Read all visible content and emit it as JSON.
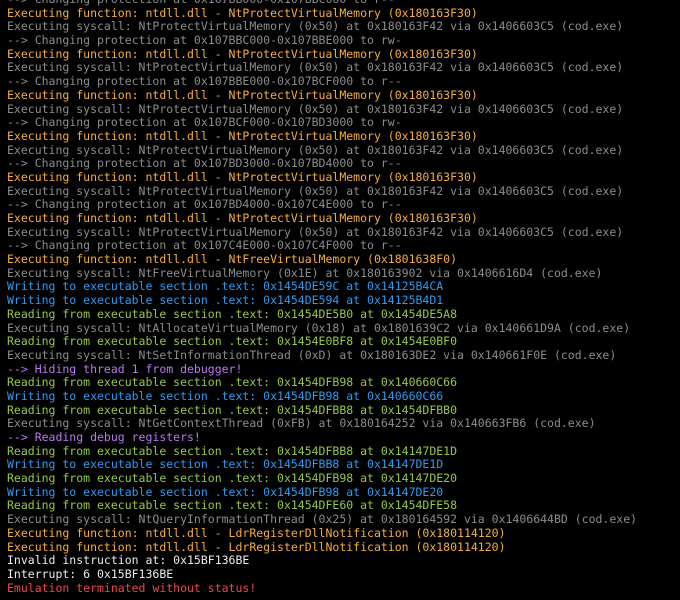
{
  "terminal": {
    "colors": {
      "func": "#f5ad3e",
      "syscall": "#8c8c8c",
      "protect": "#8c8c8c",
      "write": "#2e9bf0",
      "read": "#96c746",
      "hide": "#b978f0",
      "invalid": "#ececec",
      "error": "#f04848"
    },
    "lines": [
      {
        "type": "protect",
        "text": "--> Changing protection at 0x107BB000-0x107BBC000 to r--"
      },
      {
        "type": "func",
        "text": "Executing function: ntdll.dll - NtProtectVirtualMemory (0x180163F30)"
      },
      {
        "type": "syscall",
        "text": "Executing syscall: NtProtectVirtualMemory (0x50) at 0x180163F42 via 0x1406603C5 (cod.exe)"
      },
      {
        "type": "protect",
        "text": "--> Changing protection at 0x107BBC000-0x107BBE000 to rw-"
      },
      {
        "type": "func",
        "text": "Executing function: ntdll.dll - NtProtectVirtualMemory (0x180163F30)"
      },
      {
        "type": "syscall",
        "text": "Executing syscall: NtProtectVirtualMemory (0x50) at 0x180163F42 via 0x1406603C5 (cod.exe)"
      },
      {
        "type": "protect",
        "text": "--> Changing protection at 0x107BBE000-0x107BCF000 to r--"
      },
      {
        "type": "func",
        "text": "Executing function: ntdll.dll - NtProtectVirtualMemory (0x180163F30)"
      },
      {
        "type": "syscall",
        "text": "Executing syscall: NtProtectVirtualMemory (0x50) at 0x180163F42 via 0x1406603C5 (cod.exe)"
      },
      {
        "type": "protect",
        "text": "--> Changing protection at 0x107BCF000-0x107BD3000 to rw-"
      },
      {
        "type": "func",
        "text": "Executing function: ntdll.dll - NtProtectVirtualMemory (0x180163F30)"
      },
      {
        "type": "syscall",
        "text": "Executing syscall: NtProtectVirtualMemory (0x50) at 0x180163F42 via 0x1406603C5 (cod.exe)"
      },
      {
        "type": "protect",
        "text": "--> Changing protection at 0x107BD3000-0x107BD4000 to r--"
      },
      {
        "type": "func",
        "text": "Executing function: ntdll.dll - NtProtectVirtualMemory (0x180163F30)"
      },
      {
        "type": "syscall",
        "text": "Executing syscall: NtProtectVirtualMemory (0x50) at 0x180163F42 via 0x1406603C5 (cod.exe)"
      },
      {
        "type": "protect",
        "text": "--> Changing protection at 0x107BD4000-0x107C4E000 to r--"
      },
      {
        "type": "func",
        "text": "Executing function: ntdll.dll - NtProtectVirtualMemory (0x180163F30)"
      },
      {
        "type": "syscall",
        "text": "Executing syscall: NtProtectVirtualMemory (0x50) at 0x180163F42 via 0x1406603C5 (cod.exe)"
      },
      {
        "type": "protect",
        "text": "--> Changing protection at 0x107C4E000-0x107C4F000 to r--"
      },
      {
        "type": "func",
        "text": "Executing function: ntdll.dll - NtFreeVirtualMemory (0x1801638F0)"
      },
      {
        "type": "syscall",
        "text": "Executing syscall: NtFreeVirtualMemory (0x1E) at 0x180163902 via 0x1406616D4 (cod.exe)"
      },
      {
        "type": "write",
        "text": "Writing to executable section .text: 0x1454DE59C at 0x14125B4CA"
      },
      {
        "type": "write",
        "text": "Writing to executable section .text: 0x1454DE594 at 0x14125B4D1"
      },
      {
        "type": "read",
        "text": "Reading from executable section .text: 0x1454DE5B0 at 0x1454DE5A8"
      },
      {
        "type": "syscall",
        "text": "Executing syscall: NtAllocateVirtualMemory (0x18) at 0x1801639C2 via 0x140661D9A (cod.exe)"
      },
      {
        "type": "read",
        "text": "Reading from executable section .text: 0x1454E0BF8 at 0x1454E0BF0"
      },
      {
        "type": "syscall",
        "text": "Executing syscall: NtSetInformationThread (0xD) at 0x180163DE2 via 0x140661F0E (cod.exe)"
      },
      {
        "type": "hide",
        "text": "--> Hiding thread 1 from debugger!"
      },
      {
        "type": "read",
        "text": "Reading from executable section .text: 0x1454DFB98 at 0x140660C66"
      },
      {
        "type": "write",
        "text": "Writing to executable section .text: 0x1454DFB98 at 0x140660C66"
      },
      {
        "type": "read",
        "text": "Reading from executable section .text: 0x1454DFBB8 at 0x1454DFBB0"
      },
      {
        "type": "syscall",
        "text": "Executing syscall: NtGetContextThread (0xFB) at 0x180164252 via 0x140663FB6 (cod.exe)"
      },
      {
        "type": "hide",
        "text": "--> Reading debug registers!"
      },
      {
        "type": "read",
        "text": "Reading from executable section .text: 0x1454DFBB8 at 0x14147DE1D"
      },
      {
        "type": "write",
        "text": "Writing to executable section .text: 0x1454DFBB8 at 0x14147DE1D"
      },
      {
        "type": "read",
        "text": "Reading from executable section .text: 0x1454DFB98 at 0x14147DE20"
      },
      {
        "type": "write",
        "text": "Writing to executable section .text: 0x1454DFB98 at 0x14147DE20"
      },
      {
        "type": "read",
        "text": "Reading from executable section .text: 0x1454DFE60 at 0x1454DFE58"
      },
      {
        "type": "syscall",
        "text": "Executing syscall: NtQueryInformationThread (0x25) at 0x180164592 via 0x1406644BD (cod.exe)"
      },
      {
        "type": "func",
        "text": "Executing function: ntdll.dll - LdrRegisterDllNotification (0x180114120)"
      },
      {
        "type": "func",
        "text": "Executing function: ntdll.dll - LdrRegisterDllNotification (0x180114120)"
      },
      {
        "type": "invalid",
        "text": "Invalid instruction at: 0x15BF136BE"
      },
      {
        "type": "invalid",
        "text": "Interrupt: 6 0x15BF136BE"
      },
      {
        "type": "error",
        "text": "Emulation terminated without status!"
      }
    ]
  }
}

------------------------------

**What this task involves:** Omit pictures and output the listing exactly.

**Response box:**
Read all visible content and emit it as JSON.
{
  "terminal": {
    "colors": {
      "func": "#f5ad3e",
      "syscall": "#8c8c8c",
      "protect": "#8c8c8c",
      "write": "#2e9bf0",
      "read": "#96c746",
      "hide": "#b978f0",
      "invalid": "#ececec",
      "error": "#f04848"
    },
    "lines": [
      {
        "type": "protect",
        "text": "--> Changing protection at 0x107BB000-0x107BBC000 to r--"
      },
      {
        "type": "func",
        "text": "Executing function: ntdll.dll - NtProtectVirtualMemory (0x180163F30)"
      },
      {
        "type": "syscall",
        "text": "Executing syscall: NtProtectVirtualMemory (0x50) at 0x180163F42 via 0x1406603C5 (cod.exe)"
      },
      {
        "type": "protect",
        "text": "--> Changing protection at 0x107BBC000-0x107BBE000 to rw-"
      },
      {
        "type": "func",
        "text": "Executing function: ntdll.dll - NtProtectVirtualMemory (0x180163F30)"
      },
      {
        "type": "syscall",
        "text": "Executing syscall: NtProtectVirtualMemory (0x50) at 0x180163F42 via 0x1406603C5 (cod.exe)"
      },
      {
        "type": "protect",
        "text": "--> Changing protection at 0x107BBE000-0x107BCF000 to r--"
      },
      {
        "type": "func",
        "text": "Executing function: ntdll.dll - NtProtectVirtualMemory (0x180163F30)"
      },
      {
        "type": "syscall",
        "text": "Executing syscall: NtProtectVirtualMemory (0x50) at 0x180163F42 via 0x1406603C5 (cod.exe)"
      },
      {
        "type": "protect",
        "text": "--> Changing protection at 0x107BCF000-0x107BD3000 to rw-"
      },
      {
        "type": "func",
        "text": "Executing function: ntdll.dll - NtProtectVirtualMemory (0x180163F30)"
      },
      {
        "type": "syscall",
        "text": "Executing syscall: NtProtectVirtualMemory (0x50) at 0x180163F42 via 0x1406603C5 (cod.exe)"
      },
      {
        "type": "protect",
        "text": "--> Changing protection at 0x107BD3000-0x107BD4000 to r--"
      },
      {
        "type": "func",
        "text": "Executing function: ntdll.dll - NtProtectVirtualMemory (0x180163F30)"
      },
      {
        "type": "syscall",
        "text": "Executing syscall: NtProtectVirtualMemory (0x50) at 0x180163F42 via 0x1406603C5 (cod.exe)"
      },
      {
        "type": "protect",
        "text": "--> Changing protection at 0x107BD4000-0x107C4E000 to r--"
      },
      {
        "type": "func",
        "text": "Executing function: ntdll.dll - NtProtectVirtualMemory (0x180163F30)"
      },
      {
        "type": "syscall",
        "text": "Executing syscall: NtProtectVirtualMemory (0x50) at 0x180163F42 via 0x1406603C5 (cod.exe)"
      },
      {
        "type": "protect",
        "text": "--> Changing protection at 0x107C4E000-0x107C4F000 to r--"
      },
      {
        "type": "func",
        "text": "Executing function: ntdll.dll - NtFreeVirtualMemory (0x1801638F0)"
      },
      {
        "type": "syscall",
        "text": "Executing syscall: NtFreeVirtualMemory (0x1E) at 0x180163902 via 0x1406616D4 (cod.exe)"
      },
      {
        "type": "write",
        "text": "Writing to executable section .text: 0x1454DE59C at 0x14125B4CA"
      },
      {
        "type": "write",
        "text": "Writing to executable section .text: 0x1454DE594 at 0x14125B4D1"
      },
      {
        "type": "read",
        "text": "Reading from executable section .text: 0x1454DE5B0 at 0x1454DE5A8"
      },
      {
        "type": "syscall",
        "text": "Executing syscall: NtAllocateVirtualMemory (0x18) at 0x1801639C2 via 0x140661D9A (cod.exe)"
      },
      {
        "type": "read",
        "text": "Reading from executable section .text: 0x1454E0BF8 at 0x1454E0BF0"
      },
      {
        "type": "syscall",
        "text": "Executing syscall: NtSetInformationThread (0xD) at 0x180163DE2 via 0x140661F0E (cod.exe)"
      },
      {
        "type": "hide",
        "text": "--> Hiding thread 1 from debugger!"
      },
      {
        "type": "read",
        "text": "Reading from executable section .text: 0x1454DFB98 at 0x140660C66"
      },
      {
        "type": "write",
        "text": "Writing to executable section .text: 0x1454DFB98 at 0x140660C66"
      },
      {
        "type": "read",
        "text": "Reading from executable section .text: 0x1454DFBB8 at 0x1454DFBB0"
      },
      {
        "type": "syscall",
        "text": "Executing syscall: NtGetContextThread (0xFB) at 0x180164252 via 0x140663FB6 (cod.exe)"
      },
      {
        "type": "hide",
        "text": "--> Reading debug registers!"
      },
      {
        "type": "read",
        "text": "Reading from executable section .text: 0x1454DFBB8 at 0x14147DE1D"
      },
      {
        "type": "write",
        "text": "Writing to executable section .text: 0x1454DFBB8 at 0x14147DE1D"
      },
      {
        "type": "read",
        "text": "Reading from executable section .text: 0x1454DFB98 at 0x14147DE20"
      },
      {
        "type": "write",
        "text": "Writing to executable section .text: 0x1454DFB98 at 0x14147DE20"
      },
      {
        "type": "read",
        "text": "Reading from executable section .text: 0x1454DFE60 at 0x1454DFE58"
      },
      {
        "type": "syscall",
        "text": "Executing syscall: NtQueryInformationThread (0x25) at 0x180164592 via 0x1406644BD (cod.exe)"
      },
      {
        "type": "func",
        "text": "Executing function: ntdll.dll - LdrRegisterDllNotification (0x180114120)"
      },
      {
        "type": "func",
        "text": "Executing function: ntdll.dll - LdrRegisterDllNotification (0x180114120)"
      },
      {
        "type": "invalid",
        "text": "Invalid instruction at: 0x15BF136BE"
      },
      {
        "type": "invalid",
        "text": "Interrupt: 6 0x15BF136BE"
      },
      {
        "type": "error",
        "text": "Emulation terminated without status!"
      }
    ]
  }
}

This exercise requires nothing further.